NEWMA marked a milestone with the 10th annual release of its findings, and while the industry has evolved over the past decade, little has changed in the past couple of years. Ninety-eight percent of respondents described their financial outlook as healthy or quite healthy, down nine-tenths of a percent from last year.
Lack of qualified workers is the primary factor holding manufacturers back, with 74.1 percent of respondents saying they struggle to find talent.
Many manufacturers also have plans for expansion and plant modernization, with 32 percent saying they plan to expand and 68 percent saying they will take modernization measures.
“Some of this may be attributed, perhaps, to the workforce shortage, where you maybe are replacing people with some automation,” said Mike Kawleski, public affairs manager for Georgia-Pacific and chairman of NEWMA’s communication task force.
Brad Nye, vice president of operations at Alliance Laundry Systems, said this is true of his company. The Ripon-based company anticipates continued growth in the next five years, and that prompted its move to purchase the Manitowoc Co. facility in Manitowoc. The company would like to employ 200 workers in Manitowoc.
“Really, for us, it’s about space, it’s about long-term growth, and it’s about labor scarcity,” Nye said of the Manitowoc expansion.
Automation has become a greater focus out of necessity, Nye said, with the company facing a deficit of about 100 workers on any given day.
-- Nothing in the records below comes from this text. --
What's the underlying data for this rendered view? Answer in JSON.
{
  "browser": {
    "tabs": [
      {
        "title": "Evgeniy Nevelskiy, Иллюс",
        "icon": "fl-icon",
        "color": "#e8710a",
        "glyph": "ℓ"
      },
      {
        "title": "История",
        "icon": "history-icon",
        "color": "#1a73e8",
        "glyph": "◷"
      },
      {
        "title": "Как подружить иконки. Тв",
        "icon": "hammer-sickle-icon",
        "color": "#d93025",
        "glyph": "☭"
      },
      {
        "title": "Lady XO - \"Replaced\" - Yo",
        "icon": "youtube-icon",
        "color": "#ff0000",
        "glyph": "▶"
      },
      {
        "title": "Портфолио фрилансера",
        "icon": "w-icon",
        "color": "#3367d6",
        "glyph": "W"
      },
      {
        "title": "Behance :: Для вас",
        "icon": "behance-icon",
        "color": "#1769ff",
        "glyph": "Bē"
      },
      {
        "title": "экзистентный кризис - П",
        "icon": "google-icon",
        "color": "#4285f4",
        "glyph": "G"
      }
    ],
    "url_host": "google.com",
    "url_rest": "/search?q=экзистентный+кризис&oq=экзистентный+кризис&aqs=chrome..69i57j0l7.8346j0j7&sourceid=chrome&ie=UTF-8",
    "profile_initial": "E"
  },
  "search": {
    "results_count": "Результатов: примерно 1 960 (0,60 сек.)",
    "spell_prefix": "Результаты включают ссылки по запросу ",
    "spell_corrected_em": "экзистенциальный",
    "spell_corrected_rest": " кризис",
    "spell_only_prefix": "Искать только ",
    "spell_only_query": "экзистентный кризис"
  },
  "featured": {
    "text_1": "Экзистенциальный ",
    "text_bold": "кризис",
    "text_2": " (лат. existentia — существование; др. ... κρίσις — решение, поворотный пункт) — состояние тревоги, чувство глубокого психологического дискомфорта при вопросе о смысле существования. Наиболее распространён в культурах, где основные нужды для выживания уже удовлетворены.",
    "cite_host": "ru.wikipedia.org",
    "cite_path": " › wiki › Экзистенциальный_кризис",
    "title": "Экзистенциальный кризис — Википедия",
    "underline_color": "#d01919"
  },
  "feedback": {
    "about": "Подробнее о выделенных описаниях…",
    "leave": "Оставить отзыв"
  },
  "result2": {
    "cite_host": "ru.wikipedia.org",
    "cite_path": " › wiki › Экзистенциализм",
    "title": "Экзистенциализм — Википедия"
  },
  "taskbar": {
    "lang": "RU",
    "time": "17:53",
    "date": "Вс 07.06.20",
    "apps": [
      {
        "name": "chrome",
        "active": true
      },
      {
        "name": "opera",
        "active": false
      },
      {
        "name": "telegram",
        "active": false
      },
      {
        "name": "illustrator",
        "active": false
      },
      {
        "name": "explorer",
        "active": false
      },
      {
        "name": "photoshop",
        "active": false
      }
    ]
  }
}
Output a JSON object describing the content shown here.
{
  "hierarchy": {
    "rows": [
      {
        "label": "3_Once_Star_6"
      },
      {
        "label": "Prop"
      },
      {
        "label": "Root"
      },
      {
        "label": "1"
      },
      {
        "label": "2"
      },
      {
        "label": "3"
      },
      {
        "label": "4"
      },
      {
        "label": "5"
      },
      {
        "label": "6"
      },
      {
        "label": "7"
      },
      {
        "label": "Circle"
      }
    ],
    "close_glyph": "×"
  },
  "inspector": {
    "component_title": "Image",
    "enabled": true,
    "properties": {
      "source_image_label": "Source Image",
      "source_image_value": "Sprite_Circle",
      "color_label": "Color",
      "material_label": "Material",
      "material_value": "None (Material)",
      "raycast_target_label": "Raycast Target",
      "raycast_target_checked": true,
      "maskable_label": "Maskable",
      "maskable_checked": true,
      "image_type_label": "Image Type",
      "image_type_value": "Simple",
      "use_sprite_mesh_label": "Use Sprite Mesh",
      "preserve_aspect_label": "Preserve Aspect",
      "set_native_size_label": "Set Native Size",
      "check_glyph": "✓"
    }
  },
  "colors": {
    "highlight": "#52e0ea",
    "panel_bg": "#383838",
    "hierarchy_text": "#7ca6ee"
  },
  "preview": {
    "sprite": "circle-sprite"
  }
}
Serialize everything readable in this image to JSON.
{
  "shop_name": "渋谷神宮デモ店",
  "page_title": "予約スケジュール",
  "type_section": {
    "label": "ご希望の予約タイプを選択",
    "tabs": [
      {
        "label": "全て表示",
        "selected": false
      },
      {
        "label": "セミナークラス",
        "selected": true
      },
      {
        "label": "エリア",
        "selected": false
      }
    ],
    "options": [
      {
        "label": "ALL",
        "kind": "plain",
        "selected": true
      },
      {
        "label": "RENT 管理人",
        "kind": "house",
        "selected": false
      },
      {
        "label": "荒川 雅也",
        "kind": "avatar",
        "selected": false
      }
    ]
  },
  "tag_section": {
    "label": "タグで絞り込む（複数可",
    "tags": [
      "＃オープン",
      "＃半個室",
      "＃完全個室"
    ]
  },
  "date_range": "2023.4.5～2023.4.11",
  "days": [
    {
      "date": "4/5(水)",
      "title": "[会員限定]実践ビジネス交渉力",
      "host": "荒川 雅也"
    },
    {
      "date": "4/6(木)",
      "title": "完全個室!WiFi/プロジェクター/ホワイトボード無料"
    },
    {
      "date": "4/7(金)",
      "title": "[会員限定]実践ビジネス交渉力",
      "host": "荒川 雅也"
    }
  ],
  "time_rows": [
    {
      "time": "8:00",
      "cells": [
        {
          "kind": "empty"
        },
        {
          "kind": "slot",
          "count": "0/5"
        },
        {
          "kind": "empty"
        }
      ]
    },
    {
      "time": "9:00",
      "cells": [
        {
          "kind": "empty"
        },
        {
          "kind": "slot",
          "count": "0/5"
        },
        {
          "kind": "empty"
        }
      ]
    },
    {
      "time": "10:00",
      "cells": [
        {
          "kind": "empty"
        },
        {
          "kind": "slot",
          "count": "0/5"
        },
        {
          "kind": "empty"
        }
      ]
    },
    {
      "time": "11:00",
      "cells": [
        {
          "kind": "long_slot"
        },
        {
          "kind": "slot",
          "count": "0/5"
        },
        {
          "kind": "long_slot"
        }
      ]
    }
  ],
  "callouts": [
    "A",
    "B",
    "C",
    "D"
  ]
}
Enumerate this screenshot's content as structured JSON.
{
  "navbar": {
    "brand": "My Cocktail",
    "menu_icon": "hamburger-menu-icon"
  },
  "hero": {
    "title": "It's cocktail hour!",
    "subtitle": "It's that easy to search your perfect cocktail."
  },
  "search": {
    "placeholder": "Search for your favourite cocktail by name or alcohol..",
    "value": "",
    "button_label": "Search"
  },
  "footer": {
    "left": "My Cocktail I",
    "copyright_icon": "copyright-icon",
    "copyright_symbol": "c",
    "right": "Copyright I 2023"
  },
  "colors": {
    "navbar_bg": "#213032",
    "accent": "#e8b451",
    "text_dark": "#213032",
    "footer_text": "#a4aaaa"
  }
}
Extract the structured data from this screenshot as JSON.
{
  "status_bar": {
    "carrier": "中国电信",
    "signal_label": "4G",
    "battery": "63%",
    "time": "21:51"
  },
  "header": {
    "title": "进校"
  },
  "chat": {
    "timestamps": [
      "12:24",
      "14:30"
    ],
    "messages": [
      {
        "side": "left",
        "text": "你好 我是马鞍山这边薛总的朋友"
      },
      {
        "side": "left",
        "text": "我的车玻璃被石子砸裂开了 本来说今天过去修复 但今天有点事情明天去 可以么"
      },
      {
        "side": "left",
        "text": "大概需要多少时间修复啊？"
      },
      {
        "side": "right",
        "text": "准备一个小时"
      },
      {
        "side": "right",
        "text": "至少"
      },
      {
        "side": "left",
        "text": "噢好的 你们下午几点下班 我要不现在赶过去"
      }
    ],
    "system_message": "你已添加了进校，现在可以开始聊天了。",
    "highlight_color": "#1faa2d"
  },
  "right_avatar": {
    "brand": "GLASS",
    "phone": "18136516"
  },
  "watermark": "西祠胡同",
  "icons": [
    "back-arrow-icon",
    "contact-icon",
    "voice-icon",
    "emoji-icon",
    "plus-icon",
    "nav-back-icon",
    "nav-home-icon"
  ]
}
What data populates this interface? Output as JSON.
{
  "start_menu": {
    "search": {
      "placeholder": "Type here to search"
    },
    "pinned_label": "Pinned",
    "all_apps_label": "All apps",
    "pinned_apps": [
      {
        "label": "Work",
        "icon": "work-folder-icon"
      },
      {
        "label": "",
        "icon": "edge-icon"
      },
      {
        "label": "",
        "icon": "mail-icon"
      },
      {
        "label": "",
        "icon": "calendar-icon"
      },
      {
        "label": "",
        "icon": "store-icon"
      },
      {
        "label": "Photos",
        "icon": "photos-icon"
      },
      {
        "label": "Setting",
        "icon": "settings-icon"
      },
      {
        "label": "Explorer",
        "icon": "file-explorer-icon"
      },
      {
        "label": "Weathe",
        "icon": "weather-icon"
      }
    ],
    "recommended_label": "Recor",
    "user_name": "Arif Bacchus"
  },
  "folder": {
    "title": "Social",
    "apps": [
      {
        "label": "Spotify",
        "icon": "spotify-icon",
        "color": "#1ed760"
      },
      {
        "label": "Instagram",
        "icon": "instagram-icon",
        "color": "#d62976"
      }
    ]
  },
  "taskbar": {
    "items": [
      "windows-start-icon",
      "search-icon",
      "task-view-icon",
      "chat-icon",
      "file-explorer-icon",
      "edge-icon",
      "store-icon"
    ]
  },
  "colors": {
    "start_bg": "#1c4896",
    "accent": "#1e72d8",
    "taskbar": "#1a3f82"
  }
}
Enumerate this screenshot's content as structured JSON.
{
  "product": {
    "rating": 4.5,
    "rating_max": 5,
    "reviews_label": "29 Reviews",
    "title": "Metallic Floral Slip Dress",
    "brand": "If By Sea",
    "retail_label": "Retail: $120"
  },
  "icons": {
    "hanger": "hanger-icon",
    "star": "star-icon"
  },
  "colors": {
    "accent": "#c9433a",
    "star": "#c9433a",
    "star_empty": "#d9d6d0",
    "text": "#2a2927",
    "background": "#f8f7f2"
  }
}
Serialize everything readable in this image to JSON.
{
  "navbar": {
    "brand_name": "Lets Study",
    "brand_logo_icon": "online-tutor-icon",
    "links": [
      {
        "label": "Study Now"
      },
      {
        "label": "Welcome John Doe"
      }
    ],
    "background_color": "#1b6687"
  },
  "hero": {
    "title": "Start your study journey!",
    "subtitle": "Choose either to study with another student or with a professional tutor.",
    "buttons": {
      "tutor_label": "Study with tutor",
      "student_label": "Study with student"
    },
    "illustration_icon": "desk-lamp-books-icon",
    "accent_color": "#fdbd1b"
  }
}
Watch for more analysis of the Manufacturing Vitality Index in the January issue of Insight on Manufacturing.